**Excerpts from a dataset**
'''

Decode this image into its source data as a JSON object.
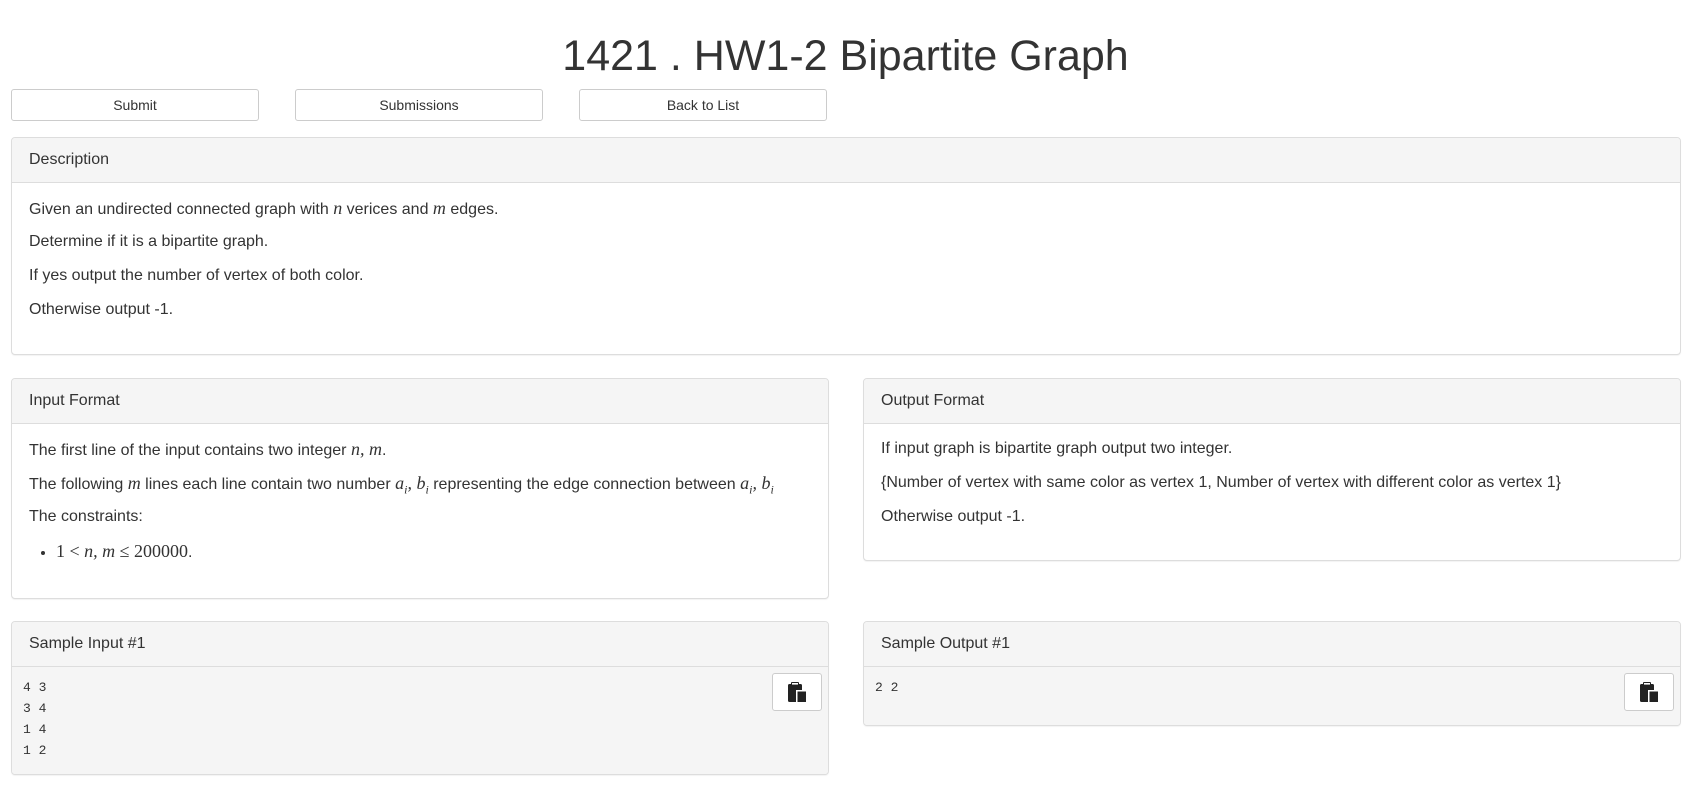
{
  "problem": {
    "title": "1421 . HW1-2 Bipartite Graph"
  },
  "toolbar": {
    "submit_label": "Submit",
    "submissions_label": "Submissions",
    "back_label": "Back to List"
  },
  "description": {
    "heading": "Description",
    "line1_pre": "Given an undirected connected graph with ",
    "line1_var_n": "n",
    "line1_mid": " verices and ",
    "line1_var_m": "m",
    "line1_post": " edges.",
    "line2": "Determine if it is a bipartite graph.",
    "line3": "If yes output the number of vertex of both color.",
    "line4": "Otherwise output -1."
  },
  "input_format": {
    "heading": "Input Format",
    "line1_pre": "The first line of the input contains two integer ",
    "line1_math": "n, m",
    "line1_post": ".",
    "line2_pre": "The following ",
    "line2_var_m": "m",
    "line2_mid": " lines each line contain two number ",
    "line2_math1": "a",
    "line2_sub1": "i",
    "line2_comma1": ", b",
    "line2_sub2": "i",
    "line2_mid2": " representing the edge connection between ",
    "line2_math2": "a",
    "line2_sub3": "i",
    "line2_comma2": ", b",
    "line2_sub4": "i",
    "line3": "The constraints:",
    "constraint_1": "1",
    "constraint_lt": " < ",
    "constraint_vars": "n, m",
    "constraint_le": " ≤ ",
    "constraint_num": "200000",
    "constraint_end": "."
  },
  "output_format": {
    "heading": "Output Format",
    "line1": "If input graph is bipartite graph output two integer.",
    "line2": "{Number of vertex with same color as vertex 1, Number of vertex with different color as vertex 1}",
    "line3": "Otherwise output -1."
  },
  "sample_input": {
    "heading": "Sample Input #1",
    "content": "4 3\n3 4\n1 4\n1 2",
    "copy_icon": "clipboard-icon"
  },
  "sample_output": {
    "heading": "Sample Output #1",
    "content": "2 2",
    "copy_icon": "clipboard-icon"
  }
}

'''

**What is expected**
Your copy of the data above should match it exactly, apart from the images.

**Answer to the exercise**
Decode this image into its source data as a JSON object.
{
  "problem": {
    "title": "1421 . HW1-2 Bipartite Graph"
  },
  "toolbar": {
    "submit_label": "Submit",
    "submissions_label": "Submissions",
    "back_label": "Back to List"
  },
  "description": {
    "heading": "Description",
    "line1_pre": "Given an undirected connected graph with ",
    "line1_var_n": "n",
    "line1_mid": " verices and ",
    "line1_var_m": "m",
    "line1_post": " edges.",
    "line2": "Determine if it is a bipartite graph.",
    "line3": "If yes output the number of vertex of both color.",
    "line4": "Otherwise output -1."
  },
  "input_format": {
    "heading": "Input Format",
    "line1_pre": "The first line of the input contains two integer ",
    "line1_math": "n, m",
    "line1_post": ".",
    "line2_pre": "The following ",
    "line2_var_m": "m",
    "line2_mid": " lines each line contain two number ",
    "line2_math1": "a",
    "line2_sub1": "i",
    "line2_comma1": ", b",
    "line2_sub2": "i",
    "line2_mid2": " representing the edge connection between ",
    "line2_math2": "a",
    "line2_sub3": "i",
    "line2_comma2": ", b",
    "line2_sub4": "i",
    "line3": "The constraints:",
    "constraint_1": "1",
    "constraint_lt": " < ",
    "constraint_vars": "n, m",
    "constraint_le": " ≤ ",
    "constraint_num": "200000",
    "constraint_end": "."
  },
  "output_format": {
    "heading": "Output Format",
    "line1": "If input graph is bipartite graph output two integer.",
    "line2": "{Number of vertex with same color as vertex 1, Number of vertex with different color as vertex 1}",
    "line3": "Otherwise output -1."
  },
  "sample_input": {
    "heading": "Sample Input #1",
    "content": "4 3\n3 4\n1 4\n1 2",
    "copy_icon": "clipboard-icon"
  },
  "sample_output": {
    "heading": "Sample Output #1",
    "content": "2 2",
    "copy_icon": "clipboard-icon"
  }
}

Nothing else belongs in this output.